The autumn, on the other hand, has brought considerable changes in terms of the approach to investment, not only in our country but also across Europe. Most equity players have adopted a strategic “wait and see” attitude, which is reflected in lower transaction activity and prolonged decision-making processes. Geopolitical factors, further changes in the global logistics market, a sharp slowdown in economic indicators in many countries, the spectre of an energy crisis, rising costs of debt financing and investment construction, or the ever-increasing inflation, have made market developments highly unpredictable. The slowdown in the global economy and the general climate are increasingly less conducive to investing.
However, the apparent sentiment has not yet been reflected in the acquisitions registered in the European market, where interest in assets from the logistics sector also increased in the first half of this year compared to last year. In the first three quarters of 2022, Western European countries recorded only a 10 per cent year-on-year decrease in the value of concluded transactions. Performance in the third quarter of this year alone, outside of the UK, remained strong despite interest rates rises in the main European investment markets.
Polish offer better than western markets
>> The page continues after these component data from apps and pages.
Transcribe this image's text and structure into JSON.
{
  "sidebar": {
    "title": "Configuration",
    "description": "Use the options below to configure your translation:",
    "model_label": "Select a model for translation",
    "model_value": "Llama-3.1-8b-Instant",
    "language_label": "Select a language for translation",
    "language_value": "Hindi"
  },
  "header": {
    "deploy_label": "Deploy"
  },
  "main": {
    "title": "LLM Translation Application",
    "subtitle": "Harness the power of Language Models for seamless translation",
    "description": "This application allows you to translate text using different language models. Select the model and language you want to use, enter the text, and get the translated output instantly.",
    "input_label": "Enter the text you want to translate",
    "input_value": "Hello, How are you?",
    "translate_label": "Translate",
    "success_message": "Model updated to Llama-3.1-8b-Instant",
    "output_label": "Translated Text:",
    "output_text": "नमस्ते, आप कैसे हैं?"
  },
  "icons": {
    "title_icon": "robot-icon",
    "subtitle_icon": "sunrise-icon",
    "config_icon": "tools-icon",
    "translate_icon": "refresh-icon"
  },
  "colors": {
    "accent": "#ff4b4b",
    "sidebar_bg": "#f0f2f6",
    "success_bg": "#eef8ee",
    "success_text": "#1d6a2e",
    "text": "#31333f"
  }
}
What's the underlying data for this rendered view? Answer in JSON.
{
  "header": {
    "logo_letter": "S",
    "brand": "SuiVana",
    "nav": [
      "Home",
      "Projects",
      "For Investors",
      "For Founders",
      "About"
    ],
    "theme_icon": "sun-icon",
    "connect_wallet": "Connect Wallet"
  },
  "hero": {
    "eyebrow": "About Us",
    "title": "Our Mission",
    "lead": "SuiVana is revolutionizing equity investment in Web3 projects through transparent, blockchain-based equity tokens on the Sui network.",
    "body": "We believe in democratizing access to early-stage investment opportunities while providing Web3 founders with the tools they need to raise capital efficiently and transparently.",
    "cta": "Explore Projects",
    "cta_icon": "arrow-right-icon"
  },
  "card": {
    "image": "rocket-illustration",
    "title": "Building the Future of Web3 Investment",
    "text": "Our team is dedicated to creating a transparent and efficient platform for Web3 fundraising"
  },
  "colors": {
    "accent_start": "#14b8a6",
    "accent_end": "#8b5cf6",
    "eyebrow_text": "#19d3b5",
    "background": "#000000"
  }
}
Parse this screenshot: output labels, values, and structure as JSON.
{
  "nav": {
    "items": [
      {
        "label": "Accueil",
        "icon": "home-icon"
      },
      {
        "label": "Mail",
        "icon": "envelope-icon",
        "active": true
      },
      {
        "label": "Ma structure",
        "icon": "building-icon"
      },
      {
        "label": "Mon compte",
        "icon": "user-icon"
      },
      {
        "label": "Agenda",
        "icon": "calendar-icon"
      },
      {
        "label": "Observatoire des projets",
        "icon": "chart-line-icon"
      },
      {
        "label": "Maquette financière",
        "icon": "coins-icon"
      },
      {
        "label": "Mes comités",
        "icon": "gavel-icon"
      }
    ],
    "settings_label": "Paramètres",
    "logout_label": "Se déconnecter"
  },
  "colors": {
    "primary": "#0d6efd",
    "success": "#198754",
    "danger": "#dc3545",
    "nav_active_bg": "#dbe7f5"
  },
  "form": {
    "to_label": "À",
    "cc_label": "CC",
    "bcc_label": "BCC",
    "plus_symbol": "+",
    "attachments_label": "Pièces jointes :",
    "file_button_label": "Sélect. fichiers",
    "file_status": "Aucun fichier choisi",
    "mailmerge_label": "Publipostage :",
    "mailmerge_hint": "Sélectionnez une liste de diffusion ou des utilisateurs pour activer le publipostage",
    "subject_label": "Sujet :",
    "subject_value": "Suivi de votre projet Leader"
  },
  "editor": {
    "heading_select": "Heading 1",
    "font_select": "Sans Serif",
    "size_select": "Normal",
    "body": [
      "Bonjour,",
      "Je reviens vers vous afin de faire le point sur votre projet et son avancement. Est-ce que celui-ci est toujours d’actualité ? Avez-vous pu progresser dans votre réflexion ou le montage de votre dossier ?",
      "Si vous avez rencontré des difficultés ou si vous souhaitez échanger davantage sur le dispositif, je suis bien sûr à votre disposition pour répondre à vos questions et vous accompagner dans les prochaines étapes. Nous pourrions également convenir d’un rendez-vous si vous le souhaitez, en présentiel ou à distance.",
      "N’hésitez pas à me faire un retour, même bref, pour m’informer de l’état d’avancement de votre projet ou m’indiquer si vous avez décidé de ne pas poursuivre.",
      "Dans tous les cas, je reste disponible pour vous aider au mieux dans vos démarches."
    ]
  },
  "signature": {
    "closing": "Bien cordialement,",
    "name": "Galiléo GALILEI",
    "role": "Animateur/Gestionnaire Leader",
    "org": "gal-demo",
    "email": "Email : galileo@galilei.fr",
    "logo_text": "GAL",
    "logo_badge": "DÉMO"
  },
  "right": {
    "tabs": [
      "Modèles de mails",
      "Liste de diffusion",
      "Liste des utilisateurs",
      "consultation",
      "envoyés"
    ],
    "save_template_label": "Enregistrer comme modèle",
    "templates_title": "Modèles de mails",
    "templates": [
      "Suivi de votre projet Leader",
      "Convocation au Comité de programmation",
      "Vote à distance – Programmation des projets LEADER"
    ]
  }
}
However, ongoing macroeconomic changes are making investors increasingly sceptical. Despite the increase in expenditurs associated with the maintenance of real estate, the markets of Central and Eastern Europe still provide lower costs compared to Western Europe. The condition of the warehouse sector in Poland is very good. Our country accounts for 30 per cent of new warehouses being built in Europe, and in terms of demand for space, we rank third, after the UK and Germany. Poland and other countries in the CEE region are also preferred locations for offshoring production and services. In addition, we offer investors a large internal market. Moreover, the demand-supply ratio of available warehouse space supports the further growth of rental rates, which have already gone up by around 15-20 per cent. This means better rates of return, which are already difficult to count on in western markets. A decompression of yields is evident in these markets.
The process of revising valuations in our market in the warehouse sector has also already begun. The most attractive industrial-logistics facilities located near Warsaw are valued at 4.75 per cent, and in regional cities at an average of 5.15 per cent. In the case of retail parks, there has also been a slight adjustment of yields.
Awaiting investment opportunities
Investors are primarily interested in large-scale logistics facilities, urban warehouses, and flats for rent in Poland’s largest cities. Smaller, local retail facilities and modern office buildings located in central business zones in the country’s major centres are also being considered. In November this year, the Czech fund Investika and Luxembourg-based Bud Holdings finalised the purchase of the Łużycka Office Park complex in Gdynia, consisting of five Class A office buildings with a total floorage area of 27,200 sqm. The neighbouring Tensor Office Park complex was also purchased in May this year. According to surveys, Gdynia is not only one of the most desirable cities to live in Poland, but also one of the most attractive regions for investors. It has huge potential compared to Polish and European agglomerations. Among others, funds from East Asia and investors from the regions of West and South Africa are interested in the Pomerania area.
However, it is difficult to determine appropriate capitalisation rates given the amount of rental income and the level of annual increase in the cost of services. There is an apparent mismatch in the market between the expectations of buyers and sellers.
Meanwhile, economic indicators in Europe clearly point to a downturn and the spectre of an impending recession. In Poland, the effects of the changing economic outlook are already being felt. However, given the still large volume of capital held by investors who are interested in our market, one can predict that the optimisation of valuations will provide a sufficient incentive to take advantage of investment opportunities.